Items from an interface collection
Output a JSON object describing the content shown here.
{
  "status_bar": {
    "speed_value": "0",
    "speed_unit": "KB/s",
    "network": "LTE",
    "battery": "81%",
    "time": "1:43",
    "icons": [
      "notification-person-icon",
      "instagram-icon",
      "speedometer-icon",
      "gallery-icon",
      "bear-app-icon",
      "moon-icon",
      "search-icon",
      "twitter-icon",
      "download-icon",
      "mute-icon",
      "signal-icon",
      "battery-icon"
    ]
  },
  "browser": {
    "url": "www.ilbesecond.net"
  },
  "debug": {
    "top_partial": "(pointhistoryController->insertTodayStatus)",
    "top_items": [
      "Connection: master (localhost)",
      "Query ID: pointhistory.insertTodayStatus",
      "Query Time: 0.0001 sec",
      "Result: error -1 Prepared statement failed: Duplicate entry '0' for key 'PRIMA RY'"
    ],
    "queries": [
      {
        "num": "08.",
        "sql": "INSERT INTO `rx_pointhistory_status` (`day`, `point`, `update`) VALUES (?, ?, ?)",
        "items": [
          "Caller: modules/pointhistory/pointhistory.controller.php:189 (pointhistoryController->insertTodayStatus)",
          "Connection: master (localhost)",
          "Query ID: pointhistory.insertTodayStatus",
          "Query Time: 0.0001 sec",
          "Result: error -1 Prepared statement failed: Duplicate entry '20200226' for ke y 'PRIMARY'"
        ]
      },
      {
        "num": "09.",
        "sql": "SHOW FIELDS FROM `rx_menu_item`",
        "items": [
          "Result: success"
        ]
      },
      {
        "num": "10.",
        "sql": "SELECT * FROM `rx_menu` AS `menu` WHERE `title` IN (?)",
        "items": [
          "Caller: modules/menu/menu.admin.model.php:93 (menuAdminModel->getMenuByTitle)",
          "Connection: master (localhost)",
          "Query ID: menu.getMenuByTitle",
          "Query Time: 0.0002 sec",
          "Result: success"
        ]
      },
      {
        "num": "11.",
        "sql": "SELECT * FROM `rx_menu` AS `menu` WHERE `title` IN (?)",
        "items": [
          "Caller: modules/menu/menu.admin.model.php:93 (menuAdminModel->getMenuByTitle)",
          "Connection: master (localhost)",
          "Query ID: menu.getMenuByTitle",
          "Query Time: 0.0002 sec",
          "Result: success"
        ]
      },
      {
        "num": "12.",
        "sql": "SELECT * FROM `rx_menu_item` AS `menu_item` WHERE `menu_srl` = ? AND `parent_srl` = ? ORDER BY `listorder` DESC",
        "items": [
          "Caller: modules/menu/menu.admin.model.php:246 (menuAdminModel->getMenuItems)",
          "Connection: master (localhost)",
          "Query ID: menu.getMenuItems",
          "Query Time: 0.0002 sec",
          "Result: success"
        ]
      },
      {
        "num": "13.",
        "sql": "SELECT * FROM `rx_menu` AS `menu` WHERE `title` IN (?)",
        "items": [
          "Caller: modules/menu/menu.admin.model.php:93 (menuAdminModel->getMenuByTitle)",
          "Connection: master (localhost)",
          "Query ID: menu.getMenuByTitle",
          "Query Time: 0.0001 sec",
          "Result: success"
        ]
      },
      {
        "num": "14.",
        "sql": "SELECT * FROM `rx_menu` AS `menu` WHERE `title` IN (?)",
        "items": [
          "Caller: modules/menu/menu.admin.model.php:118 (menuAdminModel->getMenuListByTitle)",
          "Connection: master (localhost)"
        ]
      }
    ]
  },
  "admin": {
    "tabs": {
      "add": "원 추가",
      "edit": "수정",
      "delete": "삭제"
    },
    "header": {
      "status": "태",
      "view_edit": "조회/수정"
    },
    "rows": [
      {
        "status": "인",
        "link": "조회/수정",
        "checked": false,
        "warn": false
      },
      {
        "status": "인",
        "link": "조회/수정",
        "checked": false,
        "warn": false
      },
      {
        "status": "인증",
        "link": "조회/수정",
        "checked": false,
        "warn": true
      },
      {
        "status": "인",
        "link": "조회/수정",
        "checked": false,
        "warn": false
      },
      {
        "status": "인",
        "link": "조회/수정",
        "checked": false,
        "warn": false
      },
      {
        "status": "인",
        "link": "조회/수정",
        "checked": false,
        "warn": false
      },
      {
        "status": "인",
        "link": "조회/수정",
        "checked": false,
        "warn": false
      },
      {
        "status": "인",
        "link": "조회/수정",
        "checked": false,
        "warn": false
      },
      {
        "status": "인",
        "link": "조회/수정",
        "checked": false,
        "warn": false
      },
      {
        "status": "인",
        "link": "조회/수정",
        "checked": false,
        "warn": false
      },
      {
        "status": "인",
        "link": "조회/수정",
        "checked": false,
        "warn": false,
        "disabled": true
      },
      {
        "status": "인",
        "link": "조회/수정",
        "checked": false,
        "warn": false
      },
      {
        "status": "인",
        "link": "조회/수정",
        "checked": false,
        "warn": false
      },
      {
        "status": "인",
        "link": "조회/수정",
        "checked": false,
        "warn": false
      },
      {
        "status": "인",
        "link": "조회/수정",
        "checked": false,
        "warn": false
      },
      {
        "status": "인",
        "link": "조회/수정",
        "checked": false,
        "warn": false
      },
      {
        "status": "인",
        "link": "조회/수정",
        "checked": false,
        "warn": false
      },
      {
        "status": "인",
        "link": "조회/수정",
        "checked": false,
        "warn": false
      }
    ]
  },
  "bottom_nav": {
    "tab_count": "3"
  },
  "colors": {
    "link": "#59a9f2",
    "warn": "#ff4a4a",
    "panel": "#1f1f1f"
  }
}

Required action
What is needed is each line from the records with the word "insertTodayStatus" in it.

Solution to this task
    "top_partial": "(pointhistoryController->insertTodayStatus)",
      "Query ID: pointhistory.insertTodayStatus",
          "Caller: modules/pointhistory/pointhistory.controller.php:189 (pointhistoryController->insertTodayStatus)",
          "Query ID: pointhistory.insertTodayStatus",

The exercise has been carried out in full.